“The Governor recently put $100 million back into education. The problem is the revenues that have been lost since 2011,” said Dr. McInroy. “It’s going to take a lot to get caught up. We’ve been hit with the loss of several teachers, and we’re not going to be able to replace them because of funding.”

As a result, budgeting has forced the district to think outside of the box.

Math Department Chairperson Mrs. Dawn Frank addressed how her department has maintained its necessities.

“We’re pretty much at a bare minimum,” she said. “We’ve been lucky that we are allowed to keep our budget at status quo, and as long as they allow us to stay where we’re at we’ll be good.”

Mrs. Frank said only within the past decade has the math department budget taken major cuts.

“We’ve cut back a lot in the past five years. Since the first time I budgeted nine years ago I have cut my budget in half,” she continued. “Nothing essential gets cut, and if we need something they’re pretty good about getting it to us.”

One step the department has taken, Mrs. Frank said, is purchasing supplies that can be used in multiple math rooms, like rulers and books.

English Department Chairperson Mr. Kerry Naylor shared how the department has been able to maintain resources with recent technology boosts in the classroom, like iPads, which have been distributed in every grade in BASD.

Naylor said, “In the English department we have been fortunate. Many resources are available online, so most of us don’t need to update books frequently.”

Naylor also said that the Bellwood-Antis Foundation has been able to provide the department with grants each year to purchase novels for classroom libraries without putting the books on a formal budget for the district.

Special Education teacher and yearbook adviser Mrs. Summer Carson said she tries to bargain hunt while planning the next year’s budget.

Mrs. Carson stated, “I am very frugal, and I always shop for the best deal, and I like to save costs for the district. But it also depends on the diversity in the classroom and the needs of the students.”

Carson explained that having closer relationships with her student’s parents has helped in saving the district costs on small items like paint, paper, tissues or sanitizer.

“I think having that relationship with parents helps me to get things that I need for my classroom. I have very close-knit relationships with my parents,”” Mrs. Carson said. “So, when we’re running low on classroom supplies, I’ll send a memo, and they are happy to supply our classroom with little things.
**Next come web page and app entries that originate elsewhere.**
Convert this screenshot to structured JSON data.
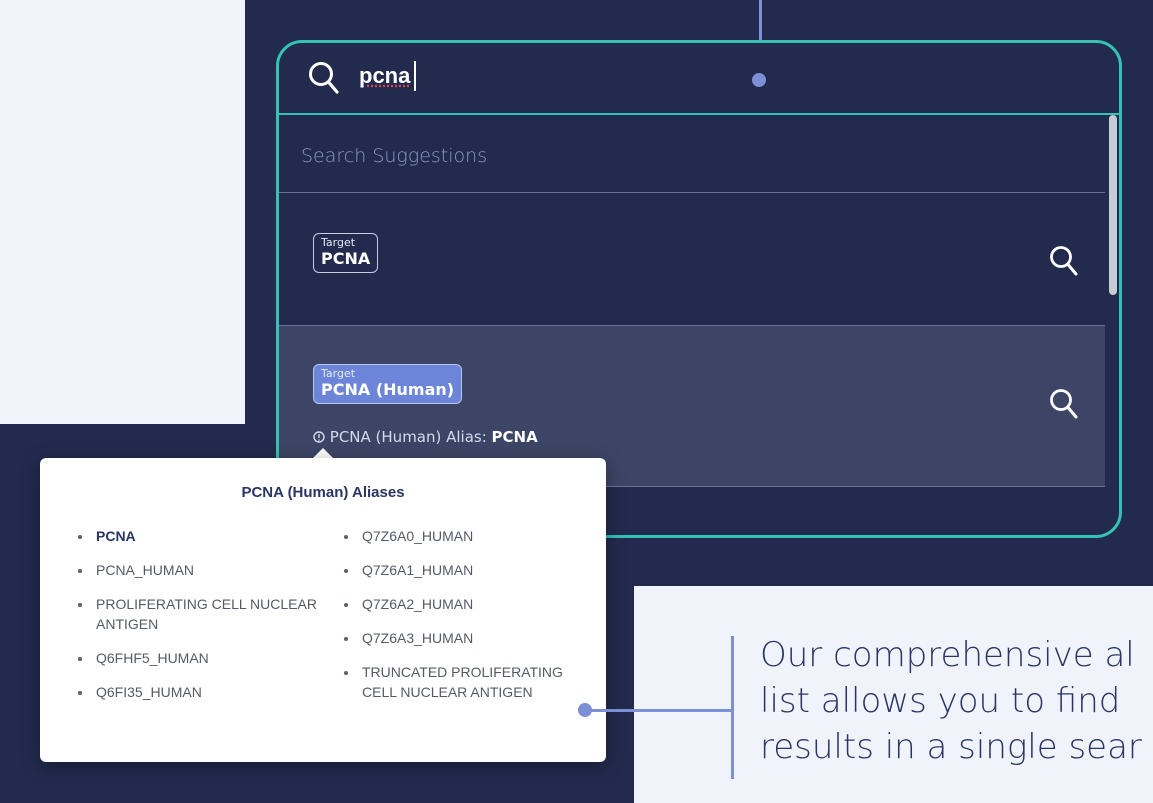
{
  "search": {
    "query": "pcna",
    "suggestions_label": "Search Suggestions"
  },
  "suggestions": [
    {
      "type": "Target",
      "name": "PCNA"
    },
    {
      "type": "Target",
      "name": "PCNA (Human)",
      "alias_prefix": "PCNA (Human) Alias: ",
      "alias_value": "PCNA"
    }
  ],
  "aliases_popover": {
    "title": "PCNA (Human) Aliases",
    "left_column": [
      "PCNA",
      "PCNA_HUMAN",
      "PROLIFERATING CELL NUCLEAR ANTIGEN",
      "Q6FHF5_HUMAN",
      "Q6FI35_HUMAN"
    ],
    "right_column": [
      "Q7Z6A0_HUMAN",
      "Q7Z6A1_HUMAN",
      "Q7Z6A2_HUMAN",
      "Q7Z6A3_HUMAN",
      "TRUNCATED PROLIFERATING CELL NUCLEAR ANTIGEN"
    ]
  },
  "callout": {
    "lines": [
      "Our comprehensive al",
      "list allows you to find",
      "results in a single sear"
    ]
  },
  "colors": {
    "panel": "#222b4e",
    "accent_teal": "#35c2b5",
    "badge_selected": "#6c85d8",
    "callout_line": "#7d8fd6",
    "heading_text": "#2a3563"
  },
  "icons": {
    "search": "search-icon",
    "info": "info-icon"
  }
}
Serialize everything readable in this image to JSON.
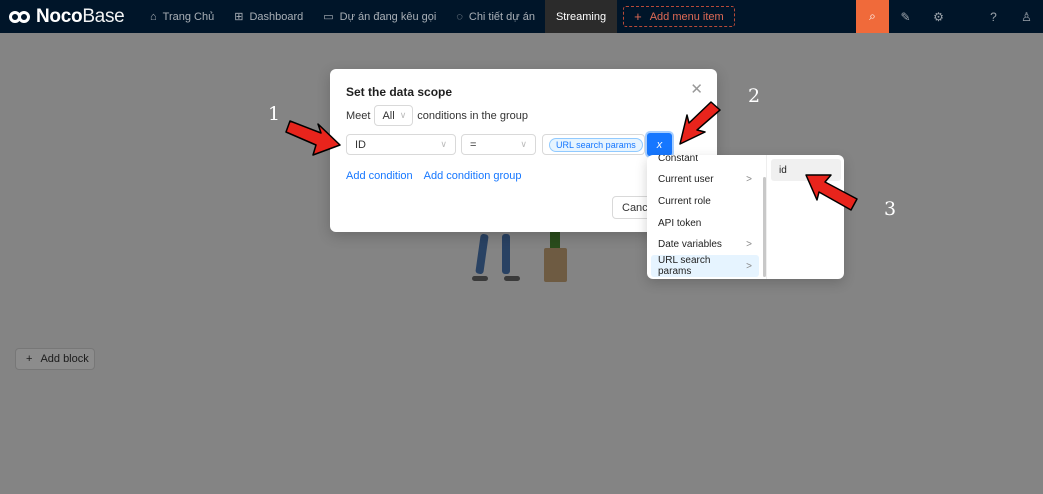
{
  "nav": {
    "logo_bold": "Noco",
    "logo_thin": "Base",
    "items": [
      {
        "icon": "bank-icon",
        "glyph": "🏛",
        "label": "Trang Chủ"
      },
      {
        "icon": "dashboard-icon",
        "glyph": "⊞",
        "label": "Dashboard"
      },
      {
        "icon": "message-icon",
        "glyph": "▭",
        "label": "Dự án đang kêu gọi"
      },
      {
        "icon": "shield-icon",
        "glyph": "◌",
        "label": "Chi tiết dự án"
      },
      {
        "icon": "",
        "glyph": "",
        "label": "Streaming"
      }
    ],
    "add_menu_label": "Add menu item",
    "tools": [
      "highlighter-icon",
      "plugin-icon",
      "settings-icon",
      "help-icon",
      "user-icon"
    ]
  },
  "page": {
    "add_block_label": "Add block"
  },
  "modal": {
    "title": "Set the data scope",
    "meet_prefix": "Meet",
    "meet_value": "All",
    "meet_suffix": "conditions in the group",
    "field_value": "ID",
    "operator_value": "=",
    "value_tag": "URL search params",
    "var_button": "x",
    "add_condition": "Add condition",
    "add_condition_group": "Add condition group",
    "cancel_label": "Cance"
  },
  "cascader": {
    "column1": [
      {
        "label": "Constant",
        "has_children": false
      },
      {
        "label": "Current user",
        "has_children": true
      },
      {
        "label": "Current role",
        "has_children": false
      },
      {
        "label": "API token",
        "has_children": false
      },
      {
        "label": "Date variables",
        "has_children": true
      },
      {
        "label": "URL search params",
        "has_children": true,
        "selected": true
      }
    ],
    "column2": [
      {
        "label": "id",
        "selected": true
      }
    ]
  },
  "annotations": [
    "1",
    "2",
    "3"
  ]
}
So then it’s something that the district then doesn’t have to buy.”

Being a special education teacher, Mrs. Carson said her department has a little more wiggle room than other departments when it comes to budgets.

“What’s nice about special education is we seem to have a little bit more flexibility with spending because if a kid needs something we have to get it by law,” she said.  “Anything that I have asked for I’ve gotten in the last few years. We’re still working on building our curriculum, building the things we need for the kids to be successful.”